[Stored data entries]
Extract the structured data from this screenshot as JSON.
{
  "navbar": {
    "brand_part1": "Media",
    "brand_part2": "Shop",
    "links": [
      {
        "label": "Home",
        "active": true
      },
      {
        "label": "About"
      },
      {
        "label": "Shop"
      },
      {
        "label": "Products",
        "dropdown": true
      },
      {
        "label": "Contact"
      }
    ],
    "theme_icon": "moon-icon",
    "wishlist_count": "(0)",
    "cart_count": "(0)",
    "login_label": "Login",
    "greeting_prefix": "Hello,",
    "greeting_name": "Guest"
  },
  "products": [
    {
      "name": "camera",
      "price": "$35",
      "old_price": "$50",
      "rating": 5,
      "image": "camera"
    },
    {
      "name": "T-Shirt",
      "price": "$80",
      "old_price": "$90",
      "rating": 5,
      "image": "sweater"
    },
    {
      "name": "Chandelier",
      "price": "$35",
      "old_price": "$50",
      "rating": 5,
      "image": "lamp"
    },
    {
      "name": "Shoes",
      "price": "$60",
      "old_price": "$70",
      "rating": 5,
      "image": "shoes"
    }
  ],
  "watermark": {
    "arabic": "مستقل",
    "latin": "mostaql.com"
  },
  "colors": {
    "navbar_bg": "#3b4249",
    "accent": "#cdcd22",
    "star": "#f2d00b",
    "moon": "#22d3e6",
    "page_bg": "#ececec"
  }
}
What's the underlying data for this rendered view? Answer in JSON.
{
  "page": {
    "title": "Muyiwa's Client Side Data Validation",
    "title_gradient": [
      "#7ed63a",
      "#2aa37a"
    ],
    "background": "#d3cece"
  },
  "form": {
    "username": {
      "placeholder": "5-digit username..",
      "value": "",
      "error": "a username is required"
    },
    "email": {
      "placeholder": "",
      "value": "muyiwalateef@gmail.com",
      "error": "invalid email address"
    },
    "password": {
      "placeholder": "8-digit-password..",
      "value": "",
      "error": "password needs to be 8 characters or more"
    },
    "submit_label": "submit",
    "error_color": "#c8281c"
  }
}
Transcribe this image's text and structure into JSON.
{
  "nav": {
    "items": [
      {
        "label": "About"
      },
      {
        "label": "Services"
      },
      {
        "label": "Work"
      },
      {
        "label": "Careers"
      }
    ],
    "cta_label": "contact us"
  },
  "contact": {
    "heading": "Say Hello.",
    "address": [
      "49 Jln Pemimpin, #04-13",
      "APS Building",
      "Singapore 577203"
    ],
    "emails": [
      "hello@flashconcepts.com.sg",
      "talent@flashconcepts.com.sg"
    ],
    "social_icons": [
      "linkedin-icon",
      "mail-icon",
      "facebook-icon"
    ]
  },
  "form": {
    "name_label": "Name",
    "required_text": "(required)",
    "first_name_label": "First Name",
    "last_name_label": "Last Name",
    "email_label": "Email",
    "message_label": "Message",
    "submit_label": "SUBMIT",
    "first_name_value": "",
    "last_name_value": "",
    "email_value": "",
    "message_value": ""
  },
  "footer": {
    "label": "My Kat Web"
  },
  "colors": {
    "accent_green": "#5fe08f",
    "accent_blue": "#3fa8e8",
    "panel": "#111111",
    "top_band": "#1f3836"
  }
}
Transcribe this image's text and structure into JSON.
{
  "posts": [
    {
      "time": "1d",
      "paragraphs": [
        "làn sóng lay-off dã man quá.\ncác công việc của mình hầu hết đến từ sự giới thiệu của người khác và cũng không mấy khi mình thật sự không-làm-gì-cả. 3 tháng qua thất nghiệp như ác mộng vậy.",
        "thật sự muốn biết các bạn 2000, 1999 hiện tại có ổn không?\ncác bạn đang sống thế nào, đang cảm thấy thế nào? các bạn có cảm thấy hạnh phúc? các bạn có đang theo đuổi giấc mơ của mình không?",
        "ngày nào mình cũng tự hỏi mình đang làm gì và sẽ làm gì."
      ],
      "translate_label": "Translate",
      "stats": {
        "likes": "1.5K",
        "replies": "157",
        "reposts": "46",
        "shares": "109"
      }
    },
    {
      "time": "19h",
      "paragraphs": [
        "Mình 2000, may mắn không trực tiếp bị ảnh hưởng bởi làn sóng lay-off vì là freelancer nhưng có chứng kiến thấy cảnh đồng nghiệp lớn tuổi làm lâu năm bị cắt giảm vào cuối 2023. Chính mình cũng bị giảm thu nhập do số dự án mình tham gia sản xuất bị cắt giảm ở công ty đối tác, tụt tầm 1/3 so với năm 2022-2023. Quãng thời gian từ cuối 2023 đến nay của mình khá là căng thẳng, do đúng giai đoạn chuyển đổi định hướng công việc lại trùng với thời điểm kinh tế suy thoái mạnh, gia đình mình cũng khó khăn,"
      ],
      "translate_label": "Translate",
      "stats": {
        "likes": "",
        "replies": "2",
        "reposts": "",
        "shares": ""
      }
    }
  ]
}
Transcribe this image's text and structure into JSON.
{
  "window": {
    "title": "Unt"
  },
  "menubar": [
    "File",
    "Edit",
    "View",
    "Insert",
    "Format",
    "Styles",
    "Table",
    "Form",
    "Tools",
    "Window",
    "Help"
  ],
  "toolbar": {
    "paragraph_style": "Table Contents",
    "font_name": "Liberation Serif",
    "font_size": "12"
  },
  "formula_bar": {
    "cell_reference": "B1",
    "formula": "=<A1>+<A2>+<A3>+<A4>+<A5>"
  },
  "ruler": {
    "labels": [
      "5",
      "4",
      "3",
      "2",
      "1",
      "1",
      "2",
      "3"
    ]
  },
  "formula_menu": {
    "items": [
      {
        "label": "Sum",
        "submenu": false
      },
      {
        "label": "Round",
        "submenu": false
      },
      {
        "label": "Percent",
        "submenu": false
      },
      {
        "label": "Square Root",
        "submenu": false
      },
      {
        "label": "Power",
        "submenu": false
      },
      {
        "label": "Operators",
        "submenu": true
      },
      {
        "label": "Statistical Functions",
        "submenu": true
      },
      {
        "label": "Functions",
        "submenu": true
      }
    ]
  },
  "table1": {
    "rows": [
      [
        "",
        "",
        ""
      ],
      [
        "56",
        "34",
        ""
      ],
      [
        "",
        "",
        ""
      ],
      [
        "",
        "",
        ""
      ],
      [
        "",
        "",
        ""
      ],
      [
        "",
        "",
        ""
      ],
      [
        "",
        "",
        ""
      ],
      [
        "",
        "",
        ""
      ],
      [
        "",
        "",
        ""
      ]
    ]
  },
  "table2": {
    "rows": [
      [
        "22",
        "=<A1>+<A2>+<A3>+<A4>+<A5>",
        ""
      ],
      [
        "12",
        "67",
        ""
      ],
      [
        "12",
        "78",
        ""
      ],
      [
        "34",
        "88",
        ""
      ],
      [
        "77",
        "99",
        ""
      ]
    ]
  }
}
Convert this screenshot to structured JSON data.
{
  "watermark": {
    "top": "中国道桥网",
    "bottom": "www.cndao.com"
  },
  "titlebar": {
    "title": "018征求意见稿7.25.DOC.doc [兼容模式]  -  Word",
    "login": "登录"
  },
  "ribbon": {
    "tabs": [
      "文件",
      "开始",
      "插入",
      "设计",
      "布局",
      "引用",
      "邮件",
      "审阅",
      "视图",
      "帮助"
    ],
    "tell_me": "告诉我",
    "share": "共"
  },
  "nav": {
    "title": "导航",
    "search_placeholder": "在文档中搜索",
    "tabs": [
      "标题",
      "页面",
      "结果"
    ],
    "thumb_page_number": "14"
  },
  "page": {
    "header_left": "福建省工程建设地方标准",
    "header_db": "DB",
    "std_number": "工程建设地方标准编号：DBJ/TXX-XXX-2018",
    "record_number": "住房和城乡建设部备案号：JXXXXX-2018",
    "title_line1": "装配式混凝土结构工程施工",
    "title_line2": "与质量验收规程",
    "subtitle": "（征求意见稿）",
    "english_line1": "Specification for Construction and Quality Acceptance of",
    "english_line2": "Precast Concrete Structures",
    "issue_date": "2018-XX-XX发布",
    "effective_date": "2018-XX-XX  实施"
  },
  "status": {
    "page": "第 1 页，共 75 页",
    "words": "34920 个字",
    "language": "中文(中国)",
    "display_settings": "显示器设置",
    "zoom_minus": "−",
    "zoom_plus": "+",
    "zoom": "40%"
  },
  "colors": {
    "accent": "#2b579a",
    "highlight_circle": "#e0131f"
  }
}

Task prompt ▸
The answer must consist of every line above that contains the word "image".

Worked solution ▸
      "image": "camera"
      "image": "sweater"
      "image": "lamp"
      "image": "shoes"
Transcribe this image's text and structure into JSON.
Transcribe this image's text and structure into JSON.
Transcribe this image's text and structure into JSON.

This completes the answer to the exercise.